- What to do -
Find every line in the records below that holds the word "have", and copy it out.
======== Information
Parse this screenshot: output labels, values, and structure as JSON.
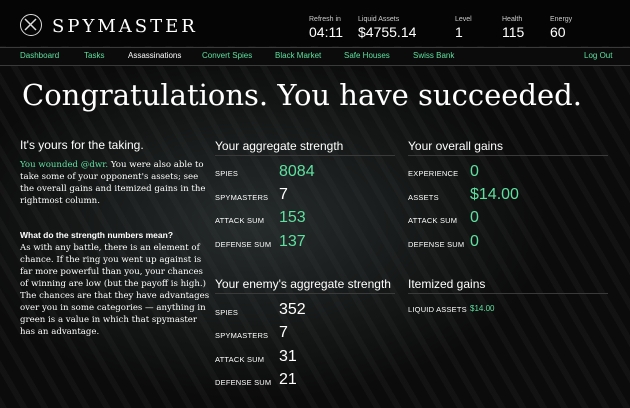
{
  "app": {
    "brand": "SPYMASTER"
  },
  "stats": [
    {
      "label": "Refresh in",
      "value": "04:11"
    },
    {
      "label": "Liquid Assets",
      "value": "$4755.14"
    },
    {
      "label": "Level",
      "value": "1"
    },
    {
      "label": "Health",
      "value": "115"
    },
    {
      "label": "Energy",
      "value": "60"
    }
  ],
  "nav": {
    "items": [
      "Dashboard",
      "Tasks",
      "Assassinations",
      "Convert Spies",
      "Black Market",
      "Safe Houses",
      "Swiss Bank"
    ],
    "logout": "Log Out"
  },
  "title": "Congratulations. You have succeeded.",
  "intro": {
    "heading": "It's yours for the taking.",
    "p1_green": "You wounded @dwr.",
    "p1_rest": " You were also able to take some of your opponent's assets; see the overall gains and itemized gains in the rightmost column.",
    "subhead": "What do the strength numbers mean?",
    "p2": "As with any battle, there is an element of chance. If the ring you went up against is far more powerful than you, your chances of winning are low (but the payoff is high.) The chances are that they have advantages over you in some categories — anything in green is a value in which that spymaster has an advantage."
  },
  "aggregate": {
    "title": "Your aggregate strength",
    "rows": [
      {
        "label": "SPIES",
        "value": "8084"
      },
      {
        "label": "SPYMASTERS",
        "value": "7"
      },
      {
        "label": "ATTACK SUM",
        "value": "153"
      },
      {
        "label": "DEFENSE SUM",
        "value": "137"
      }
    ]
  },
  "enemy": {
    "title": "Your enemy's aggregate strength",
    "rows": [
      {
        "label": "SPIES",
        "value": "352"
      },
      {
        "label": "SPYMASTERS",
        "value": "7"
      },
      {
        "label": "ATTACK SUM",
        "value": "31"
      },
      {
        "label": "DEFENSE SUM",
        "value": "21"
      }
    ]
  },
  "gains": {
    "title": "Your overall gains",
    "rows": [
      {
        "label": "EXPERIENCE",
        "value": "0"
      },
      {
        "label": "ASSETS",
        "value": "$14.00"
      },
      {
        "label": "ATTACK SUM",
        "value": "0"
      },
      {
        "label": "DEFENSE SUM",
        "value": "0"
      }
    ]
  },
  "itemized": {
    "title": "Itemized gains",
    "rows": [
      {
        "label": "LIQUID ASSETS",
        "value": "$14.00"
      }
    ]
  },
  "colors": {
    "accent": "#5ee0a0",
    "text": "#ffffff",
    "background": "#0a0a0a"
  }
}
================
- Completed exercise -
  "title": "Congratulations. You have succeeded.",
    "p2": "As with any battle, there is an element of chance. If the ring you went up against is far more powerful than you, your chances of winning are low (but the payoff is high.) The chances are that they have advantages over you in some categories — anything in green is a value in which that spymaster has an advantage."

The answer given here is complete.